What the exercise asks:
Repeat the listing below word for word, minus the pictures.

Records for processing:
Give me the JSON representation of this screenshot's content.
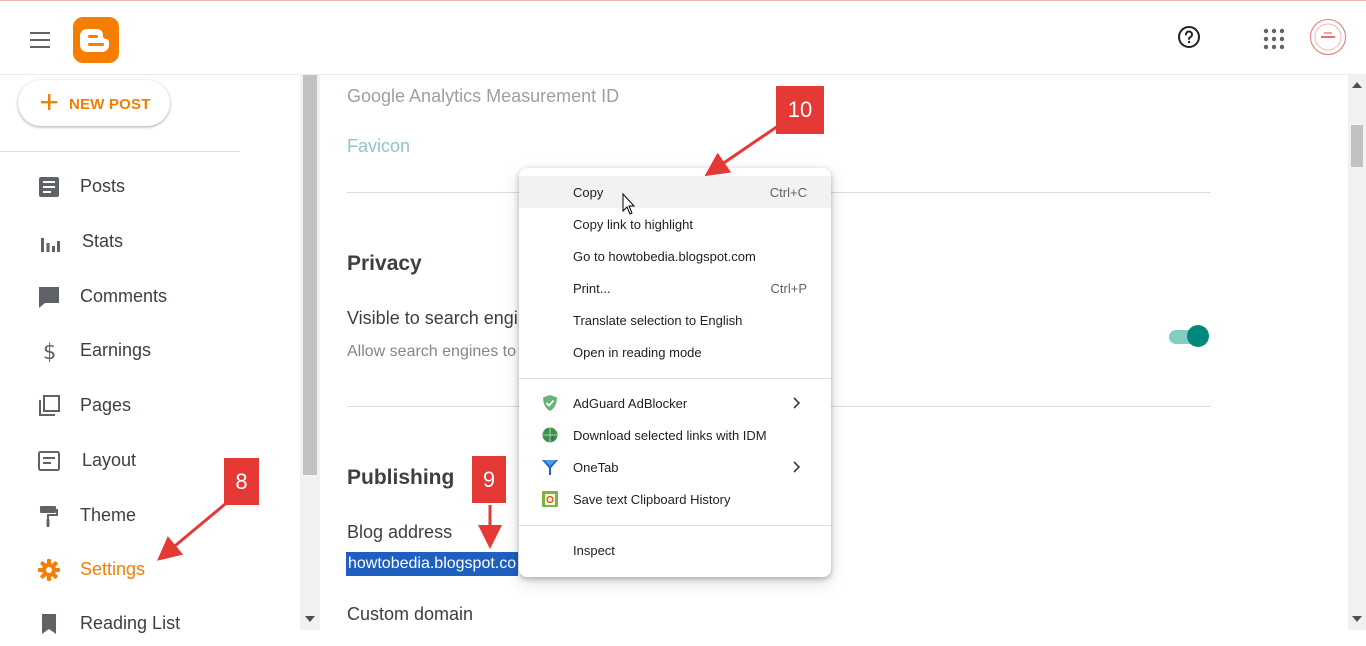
{
  "header": {
    "menu_icon": "hamburger-menu-icon",
    "logo": "blogger-logo",
    "help_icon": "help-icon",
    "apps_icon": "apps-grid-icon",
    "avatar": "account-avatar"
  },
  "sidebar": {
    "new_post_label": "NEW POST",
    "items": [
      {
        "label": "Posts",
        "icon": "posts-icon"
      },
      {
        "label": "Stats",
        "icon": "stats-icon"
      },
      {
        "label": "Comments",
        "icon": "comments-icon"
      },
      {
        "label": "Earnings",
        "icon": "dollar-icon"
      },
      {
        "label": "Pages",
        "icon": "pages-icon"
      },
      {
        "label": "Layout",
        "icon": "layout-icon"
      },
      {
        "label": "Theme",
        "icon": "paint-roller-icon"
      },
      {
        "label": "Settings",
        "icon": "gear-icon",
        "active": true
      },
      {
        "label": "Reading List",
        "icon": "bookmark-icon"
      }
    ]
  },
  "main": {
    "analytics_label": "Google Analytics Measurement ID",
    "favicon_label": "Favicon",
    "privacy": {
      "heading": "Privacy",
      "visible_label": "Visible to search engi",
      "visible_sub": "Allow search engines to",
      "toggle_on": true
    },
    "publishing": {
      "heading": "Publishing",
      "blog_address_label": "Blog address",
      "blog_address_value": "howtobedia.blogspot.co",
      "custom_domain_label": "Custom domain"
    }
  },
  "context_menu": {
    "items": [
      {
        "label": "Copy",
        "shortcut": "Ctrl+C"
      },
      {
        "label": "Copy link to highlight"
      },
      {
        "label": "Go to howtobedia.blogspot.com"
      },
      {
        "label": "Print...",
        "shortcut": "Ctrl+P"
      },
      {
        "label": "Translate selection to English"
      },
      {
        "label": "Open in reading mode"
      }
    ],
    "extensions": [
      {
        "label": "AdGuard AdBlocker",
        "icon": "adguard-shield-icon",
        "submenu": true
      },
      {
        "label": "Download selected links with IDM",
        "icon": "idm-globe-icon"
      },
      {
        "label": "OneTab",
        "icon": "onetab-funnel-icon",
        "submenu": true
      },
      {
        "label": "Save text Clipboard History",
        "icon": "clipboard-history-icon"
      }
    ],
    "inspect_label": "Inspect"
  },
  "callouts": {
    "step8": "8",
    "step9": "9",
    "step10": "10"
  },
  "colors": {
    "brand_orange": "#f57d00",
    "toggle_teal": "#00897b",
    "callout_red": "#e53935",
    "selection_blue": "#1e5fbf"
  }
}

Answer box:
Give me the JSON representation of this screenshot's content.
{
  "header": {
    "menu_icon": "hamburger-menu-icon",
    "logo": "blogger-logo",
    "help_icon": "help-icon",
    "apps_icon": "apps-grid-icon",
    "avatar": "account-avatar"
  },
  "sidebar": {
    "new_post_label": "NEW POST",
    "items": [
      {
        "label": "Posts",
        "icon": "posts-icon"
      },
      {
        "label": "Stats",
        "icon": "stats-icon"
      },
      {
        "label": "Comments",
        "icon": "comments-icon"
      },
      {
        "label": "Earnings",
        "icon": "dollar-icon"
      },
      {
        "label": "Pages",
        "icon": "pages-icon"
      },
      {
        "label": "Layout",
        "icon": "layout-icon"
      },
      {
        "label": "Theme",
        "icon": "paint-roller-icon"
      },
      {
        "label": "Settings",
        "icon": "gear-icon",
        "active": true
      },
      {
        "label": "Reading List",
        "icon": "bookmark-icon"
      }
    ]
  },
  "main": {
    "analytics_label": "Google Analytics Measurement ID",
    "favicon_label": "Favicon",
    "privacy": {
      "heading": "Privacy",
      "visible_label": "Visible to search engi",
      "visible_sub": "Allow search engines to",
      "toggle_on": true
    },
    "publishing": {
      "heading": "Publishing",
      "blog_address_label": "Blog address",
      "blog_address_value": "howtobedia.blogspot.co",
      "custom_domain_label": "Custom domain"
    }
  },
  "context_menu": {
    "items": [
      {
        "label": "Copy",
        "shortcut": "Ctrl+C"
      },
      {
        "label": "Copy link to highlight"
      },
      {
        "label": "Go to howtobedia.blogspot.com"
      },
      {
        "label": "Print...",
        "shortcut": "Ctrl+P"
      },
      {
        "label": "Translate selection to English"
      },
      {
        "label": "Open in reading mode"
      }
    ],
    "extensions": [
      {
        "label": "AdGuard AdBlocker",
        "icon": "adguard-shield-icon",
        "submenu": true
      },
      {
        "label": "Download selected links with IDM",
        "icon": "idm-globe-icon"
      },
      {
        "label": "OneTab",
        "icon": "onetab-funnel-icon",
        "submenu": true
      },
      {
        "label": "Save text Clipboard History",
        "icon": "clipboard-history-icon"
      }
    ],
    "inspect_label": "Inspect"
  },
  "callouts": {
    "step8": "8",
    "step9": "9",
    "step10": "10"
  },
  "colors": {
    "brand_orange": "#f57d00",
    "toggle_teal": "#00897b",
    "callout_red": "#e53935",
    "selection_blue": "#1e5fbf"
  }
}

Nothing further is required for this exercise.